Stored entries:
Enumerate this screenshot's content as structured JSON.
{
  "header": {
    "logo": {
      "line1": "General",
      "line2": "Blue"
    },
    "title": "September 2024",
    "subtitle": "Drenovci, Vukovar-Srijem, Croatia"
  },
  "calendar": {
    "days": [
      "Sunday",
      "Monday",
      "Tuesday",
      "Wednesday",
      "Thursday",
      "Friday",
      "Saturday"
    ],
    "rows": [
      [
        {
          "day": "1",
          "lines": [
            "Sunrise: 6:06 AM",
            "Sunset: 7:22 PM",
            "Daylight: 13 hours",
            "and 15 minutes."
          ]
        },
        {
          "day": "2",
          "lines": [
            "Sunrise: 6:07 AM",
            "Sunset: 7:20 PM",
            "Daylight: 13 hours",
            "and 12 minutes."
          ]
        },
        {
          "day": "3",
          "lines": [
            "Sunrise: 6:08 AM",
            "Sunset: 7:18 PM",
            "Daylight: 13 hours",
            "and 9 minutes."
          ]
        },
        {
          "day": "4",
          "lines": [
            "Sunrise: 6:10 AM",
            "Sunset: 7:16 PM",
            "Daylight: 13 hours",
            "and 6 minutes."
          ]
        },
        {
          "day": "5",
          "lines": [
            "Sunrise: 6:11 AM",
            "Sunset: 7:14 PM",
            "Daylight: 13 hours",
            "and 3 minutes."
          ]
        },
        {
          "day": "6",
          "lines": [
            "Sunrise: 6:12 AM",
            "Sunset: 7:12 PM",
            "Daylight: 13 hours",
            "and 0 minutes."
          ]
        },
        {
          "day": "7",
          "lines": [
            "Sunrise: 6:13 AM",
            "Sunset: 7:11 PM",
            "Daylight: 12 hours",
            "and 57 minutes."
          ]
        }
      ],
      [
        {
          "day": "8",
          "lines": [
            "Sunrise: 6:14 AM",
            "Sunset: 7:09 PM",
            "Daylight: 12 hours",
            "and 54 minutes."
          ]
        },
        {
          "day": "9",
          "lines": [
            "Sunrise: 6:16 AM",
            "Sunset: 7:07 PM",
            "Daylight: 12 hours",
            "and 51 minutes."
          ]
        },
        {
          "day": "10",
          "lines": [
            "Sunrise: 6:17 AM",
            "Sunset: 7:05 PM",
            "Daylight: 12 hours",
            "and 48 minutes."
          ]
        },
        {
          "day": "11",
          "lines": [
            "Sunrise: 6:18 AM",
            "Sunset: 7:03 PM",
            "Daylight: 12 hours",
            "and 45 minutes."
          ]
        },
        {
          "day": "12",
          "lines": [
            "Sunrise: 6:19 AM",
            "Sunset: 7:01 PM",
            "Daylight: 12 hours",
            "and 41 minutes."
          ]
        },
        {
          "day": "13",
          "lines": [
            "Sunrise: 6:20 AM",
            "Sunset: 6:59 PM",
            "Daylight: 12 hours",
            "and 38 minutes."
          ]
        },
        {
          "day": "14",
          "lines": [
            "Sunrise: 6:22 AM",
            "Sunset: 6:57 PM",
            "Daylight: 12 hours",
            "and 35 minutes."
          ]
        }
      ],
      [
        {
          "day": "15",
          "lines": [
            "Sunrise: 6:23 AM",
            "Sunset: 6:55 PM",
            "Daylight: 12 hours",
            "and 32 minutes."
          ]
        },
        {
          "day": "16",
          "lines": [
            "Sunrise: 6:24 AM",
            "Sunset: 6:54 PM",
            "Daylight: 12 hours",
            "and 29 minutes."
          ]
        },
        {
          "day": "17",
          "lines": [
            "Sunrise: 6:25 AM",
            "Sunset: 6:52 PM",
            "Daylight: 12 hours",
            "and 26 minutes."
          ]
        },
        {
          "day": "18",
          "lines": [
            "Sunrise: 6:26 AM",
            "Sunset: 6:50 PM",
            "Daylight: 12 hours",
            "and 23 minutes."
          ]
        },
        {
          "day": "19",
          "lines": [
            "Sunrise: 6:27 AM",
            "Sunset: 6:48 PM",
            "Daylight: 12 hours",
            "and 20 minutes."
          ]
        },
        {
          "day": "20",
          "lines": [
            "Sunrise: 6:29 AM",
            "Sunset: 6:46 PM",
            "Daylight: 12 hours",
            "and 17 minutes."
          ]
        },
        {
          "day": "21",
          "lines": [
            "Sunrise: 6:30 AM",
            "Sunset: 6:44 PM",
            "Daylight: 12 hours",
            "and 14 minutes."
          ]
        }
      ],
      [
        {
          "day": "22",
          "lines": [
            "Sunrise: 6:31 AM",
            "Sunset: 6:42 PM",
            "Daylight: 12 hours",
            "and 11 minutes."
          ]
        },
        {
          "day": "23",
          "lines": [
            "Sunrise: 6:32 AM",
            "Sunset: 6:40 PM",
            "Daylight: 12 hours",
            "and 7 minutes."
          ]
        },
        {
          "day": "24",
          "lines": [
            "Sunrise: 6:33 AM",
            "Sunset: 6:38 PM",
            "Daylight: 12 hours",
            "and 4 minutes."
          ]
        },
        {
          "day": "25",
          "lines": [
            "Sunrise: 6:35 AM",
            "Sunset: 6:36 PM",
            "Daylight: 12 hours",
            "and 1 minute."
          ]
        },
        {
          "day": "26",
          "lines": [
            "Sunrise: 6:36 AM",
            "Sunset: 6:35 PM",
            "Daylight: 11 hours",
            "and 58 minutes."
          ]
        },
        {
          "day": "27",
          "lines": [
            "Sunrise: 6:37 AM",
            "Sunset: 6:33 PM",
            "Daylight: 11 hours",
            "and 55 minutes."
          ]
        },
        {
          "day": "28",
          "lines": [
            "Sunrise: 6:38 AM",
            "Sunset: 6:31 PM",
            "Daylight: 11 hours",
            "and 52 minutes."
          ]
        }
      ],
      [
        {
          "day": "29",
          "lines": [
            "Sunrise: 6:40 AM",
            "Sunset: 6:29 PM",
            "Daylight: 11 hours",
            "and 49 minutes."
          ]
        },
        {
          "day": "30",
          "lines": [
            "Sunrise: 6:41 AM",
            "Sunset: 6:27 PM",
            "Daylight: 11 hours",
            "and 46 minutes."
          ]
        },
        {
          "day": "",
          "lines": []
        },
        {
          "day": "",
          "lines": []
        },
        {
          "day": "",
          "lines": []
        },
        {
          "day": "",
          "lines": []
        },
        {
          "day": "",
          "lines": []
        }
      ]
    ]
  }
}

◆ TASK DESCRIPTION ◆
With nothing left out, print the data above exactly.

◆ RESULT BELOW ◆
Enumerate this screenshot's content as structured JSON.
{
  "header": {
    "logo": {
      "line1": "General",
      "line2": "Blue"
    },
    "title": "September 2024",
    "subtitle": "Drenovci, Vukovar-Srijem, Croatia"
  },
  "calendar": {
    "days": [
      "Sunday",
      "Monday",
      "Tuesday",
      "Wednesday",
      "Thursday",
      "Friday",
      "Saturday"
    ],
    "rows": [
      [
        {
          "day": "1",
          "lines": [
            "Sunrise: 6:06 AM",
            "Sunset: 7:22 PM",
            "Daylight: 13 hours",
            "and 15 minutes."
          ]
        },
        {
          "day": "2",
          "lines": [
            "Sunrise: 6:07 AM",
            "Sunset: 7:20 PM",
            "Daylight: 13 hours",
            "and 12 minutes."
          ]
        },
        {
          "day": "3",
          "lines": [
            "Sunrise: 6:08 AM",
            "Sunset: 7:18 PM",
            "Daylight: 13 hours",
            "and 9 minutes."
          ]
        },
        {
          "day": "4",
          "lines": [
            "Sunrise: 6:10 AM",
            "Sunset: 7:16 PM",
            "Daylight: 13 hours",
            "and 6 minutes."
          ]
        },
        {
          "day": "5",
          "lines": [
            "Sunrise: 6:11 AM",
            "Sunset: 7:14 PM",
            "Daylight: 13 hours",
            "and 3 minutes."
          ]
        },
        {
          "day": "6",
          "lines": [
            "Sunrise: 6:12 AM",
            "Sunset: 7:12 PM",
            "Daylight: 13 hours",
            "and 0 minutes."
          ]
        },
        {
          "day": "7",
          "lines": [
            "Sunrise: 6:13 AM",
            "Sunset: 7:11 PM",
            "Daylight: 12 hours",
            "and 57 minutes."
          ]
        }
      ],
      [
        {
          "day": "8",
          "lines": [
            "Sunrise: 6:14 AM",
            "Sunset: 7:09 PM",
            "Daylight: 12 hours",
            "and 54 minutes."
          ]
        },
        {
          "day": "9",
          "lines": [
            "Sunrise: 6:16 AM",
            "Sunset: 7:07 PM",
            "Daylight: 12 hours",
            "and 51 minutes."
          ]
        },
        {
          "day": "10",
          "lines": [
            "Sunrise: 6:17 AM",
            "Sunset: 7:05 PM",
            "Daylight: 12 hours",
            "and 48 minutes."
          ]
        },
        {
          "day": "11",
          "lines": [
            "Sunrise: 6:18 AM",
            "Sunset: 7:03 PM",
            "Daylight: 12 hours",
            "and 45 minutes."
          ]
        },
        {
          "day": "12",
          "lines": [
            "Sunrise: 6:19 AM",
            "Sunset: 7:01 PM",
            "Daylight: 12 hours",
            "and 41 minutes."
          ]
        },
        {
          "day": "13",
          "lines": [
            "Sunrise: 6:20 AM",
            "Sunset: 6:59 PM",
            "Daylight: 12 hours",
            "and 38 minutes."
          ]
        },
        {
          "day": "14",
          "lines": [
            "Sunrise: 6:22 AM",
            "Sunset: 6:57 PM",
            "Daylight: 12 hours",
            "and 35 minutes."
          ]
        }
      ],
      [
        {
          "day": "15",
          "lines": [
            "Sunrise: 6:23 AM",
            "Sunset: 6:55 PM",
            "Daylight: 12 hours",
            "and 32 minutes."
          ]
        },
        {
          "day": "16",
          "lines": [
            "Sunrise: 6:24 AM",
            "Sunset: 6:54 PM",
            "Daylight: 12 hours",
            "and 29 minutes."
          ]
        },
        {
          "day": "17",
          "lines": [
            "Sunrise: 6:25 AM",
            "Sunset: 6:52 PM",
            "Daylight: 12 hours",
            "and 26 minutes."
          ]
        },
        {
          "day": "18",
          "lines": [
            "Sunrise: 6:26 AM",
            "Sunset: 6:50 PM",
            "Daylight: 12 hours",
            "and 23 minutes."
          ]
        },
        {
          "day": "19",
          "lines": [
            "Sunrise: 6:27 AM",
            "Sunset: 6:48 PM",
            "Daylight: 12 hours",
            "and 20 minutes."
          ]
        },
        {
          "day": "20",
          "lines": [
            "Sunrise: 6:29 AM",
            "Sunset: 6:46 PM",
            "Daylight: 12 hours",
            "and 17 minutes."
          ]
        },
        {
          "day": "21",
          "lines": [
            "Sunrise: 6:30 AM",
            "Sunset: 6:44 PM",
            "Daylight: 12 hours",
            "and 14 minutes."
          ]
        }
      ],
      [
        {
          "day": "22",
          "lines": [
            "Sunrise: 6:31 AM",
            "Sunset: 6:42 PM",
            "Daylight: 12 hours",
            "and 11 minutes."
          ]
        },
        {
          "day": "23",
          "lines": [
            "Sunrise: 6:32 AM",
            "Sunset: 6:40 PM",
            "Daylight: 12 hours",
            "and 7 minutes."
          ]
        },
        {
          "day": "24",
          "lines": [
            "Sunrise: 6:33 AM",
            "Sunset: 6:38 PM",
            "Daylight: 12 hours",
            "and 4 minutes."
          ]
        },
        {
          "day": "25",
          "lines": [
            "Sunrise: 6:35 AM",
            "Sunset: 6:36 PM",
            "Daylight: 12 hours",
            "and 1 minute."
          ]
        },
        {
          "day": "26",
          "lines": [
            "Sunrise: 6:36 AM",
            "Sunset: 6:35 PM",
            "Daylight: 11 hours",
            "and 58 minutes."
          ]
        },
        {
          "day": "27",
          "lines": [
            "Sunrise: 6:37 AM",
            "Sunset: 6:33 PM",
            "Daylight: 11 hours",
            "and 55 minutes."
          ]
        },
        {
          "day": "28",
          "lines": [
            "Sunrise: 6:38 AM",
            "Sunset: 6:31 PM",
            "Daylight: 11 hours",
            "and 52 minutes."
          ]
        }
      ],
      [
        {
          "day": "29",
          "lines": [
            "Sunrise: 6:40 AM",
            "Sunset: 6:29 PM",
            "Daylight: 11 hours",
            "and 49 minutes."
          ]
        },
        {
          "day": "30",
          "lines": [
            "Sunrise: 6:41 AM",
            "Sunset: 6:27 PM",
            "Daylight: 11 hours",
            "and 46 minutes."
          ]
        },
        {
          "day": "",
          "lines": []
        },
        {
          "day": "",
          "lines": []
        },
        {
          "day": "",
          "lines": []
        },
        {
          "day": "",
          "lines": []
        },
        {
          "day": "",
          "lines": []
        }
      ]
    ]
  }
}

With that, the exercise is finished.